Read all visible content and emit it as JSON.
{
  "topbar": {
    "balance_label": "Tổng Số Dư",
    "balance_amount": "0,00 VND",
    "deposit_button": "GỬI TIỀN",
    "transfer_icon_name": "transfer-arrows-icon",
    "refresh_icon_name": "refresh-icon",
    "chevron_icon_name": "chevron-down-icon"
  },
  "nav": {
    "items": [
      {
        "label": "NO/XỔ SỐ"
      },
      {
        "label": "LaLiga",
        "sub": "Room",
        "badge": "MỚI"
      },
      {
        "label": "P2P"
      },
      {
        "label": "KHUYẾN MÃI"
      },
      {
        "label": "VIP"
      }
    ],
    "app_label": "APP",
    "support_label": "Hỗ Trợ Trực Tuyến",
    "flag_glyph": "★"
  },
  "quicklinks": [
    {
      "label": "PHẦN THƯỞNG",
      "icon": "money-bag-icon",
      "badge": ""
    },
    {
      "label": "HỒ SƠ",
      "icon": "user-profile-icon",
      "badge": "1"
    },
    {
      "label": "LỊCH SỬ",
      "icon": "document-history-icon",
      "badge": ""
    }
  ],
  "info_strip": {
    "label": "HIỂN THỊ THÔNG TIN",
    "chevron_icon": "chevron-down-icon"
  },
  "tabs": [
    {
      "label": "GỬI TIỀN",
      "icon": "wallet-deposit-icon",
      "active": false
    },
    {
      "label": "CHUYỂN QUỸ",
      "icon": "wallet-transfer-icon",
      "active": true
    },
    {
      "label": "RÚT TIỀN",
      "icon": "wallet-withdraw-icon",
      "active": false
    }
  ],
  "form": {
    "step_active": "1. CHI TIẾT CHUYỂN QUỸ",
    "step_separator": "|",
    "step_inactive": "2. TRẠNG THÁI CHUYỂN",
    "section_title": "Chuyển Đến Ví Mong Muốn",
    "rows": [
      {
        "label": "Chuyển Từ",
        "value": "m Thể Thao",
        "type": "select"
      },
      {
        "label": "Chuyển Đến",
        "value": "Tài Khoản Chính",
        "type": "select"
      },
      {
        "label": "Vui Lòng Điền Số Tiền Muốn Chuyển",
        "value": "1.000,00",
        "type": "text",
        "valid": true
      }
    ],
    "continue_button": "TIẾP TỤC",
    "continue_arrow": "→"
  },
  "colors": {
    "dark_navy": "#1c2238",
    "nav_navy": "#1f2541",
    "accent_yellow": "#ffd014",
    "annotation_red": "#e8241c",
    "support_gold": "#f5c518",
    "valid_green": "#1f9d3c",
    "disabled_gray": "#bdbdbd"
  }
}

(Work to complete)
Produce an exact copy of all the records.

(Solution to the exercise)
Read all visible content and emit it as JSON.
{
  "topbar": {
    "balance_label": "Tổng Số Dư",
    "balance_amount": "0,00 VND",
    "deposit_button": "GỬI TIỀN",
    "transfer_icon_name": "transfer-arrows-icon",
    "refresh_icon_name": "refresh-icon",
    "chevron_icon_name": "chevron-down-icon"
  },
  "nav": {
    "items": [
      {
        "label": "NO/XỔ SỐ"
      },
      {
        "label": "LaLiga",
        "sub": "Room",
        "badge": "MỚI"
      },
      {
        "label": "P2P"
      },
      {
        "label": "KHUYẾN MÃI"
      },
      {
        "label": "VIP"
      }
    ],
    "app_label": "APP",
    "support_label": "Hỗ Trợ Trực Tuyến",
    "flag_glyph": "★"
  },
  "quicklinks": [
    {
      "label": "PHẦN THƯỞNG",
      "icon": "money-bag-icon",
      "badge": ""
    },
    {
      "label": "HỒ SƠ",
      "icon": "user-profile-icon",
      "badge": "1"
    },
    {
      "label": "LỊCH SỬ",
      "icon": "document-history-icon",
      "badge": ""
    }
  ],
  "info_strip": {
    "label": "HIỂN THỊ THÔNG TIN",
    "chevron_icon": "chevron-down-icon"
  },
  "tabs": [
    {
      "label": "GỬI TIỀN",
      "icon": "wallet-deposit-icon",
      "active": false
    },
    {
      "label": "CHUYỂN QUỸ",
      "icon": "wallet-transfer-icon",
      "active": true
    },
    {
      "label": "RÚT TIỀN",
      "icon": "wallet-withdraw-icon",
      "active": false
    }
  ],
  "form": {
    "step_active": "1. CHI TIẾT CHUYỂN QUỸ",
    "step_separator": "|",
    "step_inactive": "2. TRẠNG THÁI CHUYỂN",
    "section_title": "Chuyển Đến Ví Mong Muốn",
    "rows": [
      {
        "label": "Chuyển Từ",
        "value": "m Thể Thao",
        "type": "select"
      },
      {
        "label": "Chuyển Đến",
        "value": "Tài Khoản Chính",
        "type": "select"
      },
      {
        "label": "Vui Lòng Điền Số Tiền Muốn Chuyển",
        "value": "1.000,00",
        "type": "text",
        "valid": true
      }
    ],
    "continue_button": "TIẾP TỤC",
    "continue_arrow": "→"
  },
  "colors": {
    "dark_navy": "#1c2238",
    "nav_navy": "#1f2541",
    "accent_yellow": "#ffd014",
    "annotation_red": "#e8241c",
    "support_gold": "#f5c518",
    "valid_green": "#1f9d3c",
    "disabled_gray": "#bdbdbd"
  }
}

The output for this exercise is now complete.